Have you ever found yourself faking a trip to the restroom to check your email on your phone or slept with your laptop? Tiffany Shlain, filmmaker and founder of the Webby Awards, is definitely guilty of sneaking off to a fake bathroom break to text, email and tweet and this habit has caused her to ask, “What have we become?” We are all so uber-connected these days that it can be overwhelming and so she set out to create a film about what it means to be connected in this day and age. The result is Connected—one of the most thought-provoking and inspiring documentaries I’ve seen in awhile.
Connected not only explores what it means to be connected in the 21st century through a fun mix of archival footage and animation, but Tiffany also tells a personal story of her father battling (and eventually succumbing to) brain cancer and of her own experience with miscarriages and a high-risk pregnancy. Her father was Leonard Shlain, a general surgeon that studies and wrote about the brain extensively, including in the bestselling book The Alphabet and the Goddess.
Tiffany ties in her father’s ideas when she explores the effect that modern technology is having on our brains, making it easy to tie in her father’s personal story as well. I love how, by telling her own story along with exploring modern connectivity, Tiffany succeeds in teaching us about connecting while also literally connecting with her audience on a very personal level.
I had the opportunity to ask Tiffany a few questions about Connected. Check out the trailer for the film below and then read on to find out what she had to say. If you are interested in seeing the film (and I highly suggest that you do) you can find more information about screening dates and locations at ConnectedTheFilm.com.
Megan at Social Times: Can you provide a little insight on how the film came together?
Tiffany Shlain: When I set out to make “Connected,” the original tagline was “A Declaration of Interdependence.” I set out to make a film that looks at what it means to be connected in the 21st century by exploring the history of interdependence and how it has changed over time.

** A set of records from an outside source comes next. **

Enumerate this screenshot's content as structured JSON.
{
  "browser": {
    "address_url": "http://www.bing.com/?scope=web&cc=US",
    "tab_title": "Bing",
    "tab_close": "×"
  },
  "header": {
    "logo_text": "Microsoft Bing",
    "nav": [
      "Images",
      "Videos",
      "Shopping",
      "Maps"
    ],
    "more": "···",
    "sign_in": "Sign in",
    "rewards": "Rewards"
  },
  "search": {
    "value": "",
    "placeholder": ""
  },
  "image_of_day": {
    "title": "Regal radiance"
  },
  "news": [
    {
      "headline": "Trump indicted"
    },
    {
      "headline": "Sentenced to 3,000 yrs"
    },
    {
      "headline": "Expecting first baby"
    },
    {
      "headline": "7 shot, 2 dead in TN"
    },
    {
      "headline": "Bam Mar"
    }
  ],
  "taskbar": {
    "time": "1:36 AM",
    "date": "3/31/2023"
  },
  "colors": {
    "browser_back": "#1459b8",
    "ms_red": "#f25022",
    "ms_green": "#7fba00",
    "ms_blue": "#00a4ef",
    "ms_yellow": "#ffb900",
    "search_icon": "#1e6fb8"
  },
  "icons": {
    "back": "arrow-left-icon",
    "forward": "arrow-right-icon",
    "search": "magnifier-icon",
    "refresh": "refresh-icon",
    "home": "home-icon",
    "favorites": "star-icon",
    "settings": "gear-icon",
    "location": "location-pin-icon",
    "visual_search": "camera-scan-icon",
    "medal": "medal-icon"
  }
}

That was my pitch, that was our focus, that’s the film I thought I was going to make.
At one point, we had an 80-minute rough cut and I watched it all in one sitting (one rarely gets to do that on a feature, usually focusing on one part or another until the end). I sat back and watched the film and thought, “This film has not enough humor and, more importantly, not enough soul.”
Now I have to back up. I was going through an incredibly emotional year that was forcing me to think about connection on such a personal level. My father, who was a co-writer on the film and someone with whom I was incredibly close, was diagnosed with brain cancer and was given nine months to live. And a few days later I found out I was pregnant. Life and death were connected right in front of me so inextricably. It was during that time that I realized I was making a film about “connections,” but I wasn’t dealing with emotional connection. So that was the day that I started weaving my own story into the film with my writing team. It was hard, scary, challenging and ultimately rewarding…experience. And the surprising thing was that the film got funnier. That surprised me, too. So now the film is called, “Connected: An Autoblogography about Love, Death & Technology.” It still deals with the same exact subject I set out to explore, but from a completely different, much more powerful place. Funny how that works.”
Megan: I love how the film is made up of a mix of archival footage, animation and home video. How did you decide on that look and did you do all the production yourself?
Tiffany: In my family, my father wanted us all to become doctors—specifically surgeons. But ever since I was young I had always loved film and technology. When I was at UCBerkeley, I took “history of film” as an elective with an incredible teacher, Marilyn Fabe. She had an infectious enthusiasm about how each technological advancement in film radically changed how ideas could be conveyed and activate the viewers to think in a new way. I was hooked. This was the way I wanted to convey ideas. However, there were no film production facilities, so I mostly edited together archival images I found from old movies or sound slug on a 16 mm editing table I discovered in the back of the architecture department.
Recontextualizing images from many different eras to get at some larger ideas was very exciting to me. That archival aesthetic still informs my style today. Around 70 percent of our film “Connected” is comprised of archival images from every era imaginable sewn together with original animations by the very talented Stefan Nadelman, in my attempt to put my arms around our world, where we came from, and where we’re headed. It’s not surgery, but definitely a different type of stitching.
Megan: What do you hope people will take away with them after watching Connected?
Tiffany: The goal of “Connected” is to launch a global conversation about what it means to be connected in the 21st century. Both personally and globally. What is the good of it, what should we be concerned with, when should we unplug, how can we harness all this potential with being so connected? I hope that the film will be the catalyst for this global conversation. In an effort to expand the power of the film, we’ve created a robust website, and a Facebook page where we constantly add new articles about this topic and there is a great dialogue there from our community. We have also created an educator’s kit, including conversation cards, a film guide, and a curriculum for educators.
Megan O’Neill is the resident web video enthusiast here at Social Times. Megan covers everything from the latest viral videos to online video news and tips, and has a passion for bizarre, original and revolutionary content and ideas.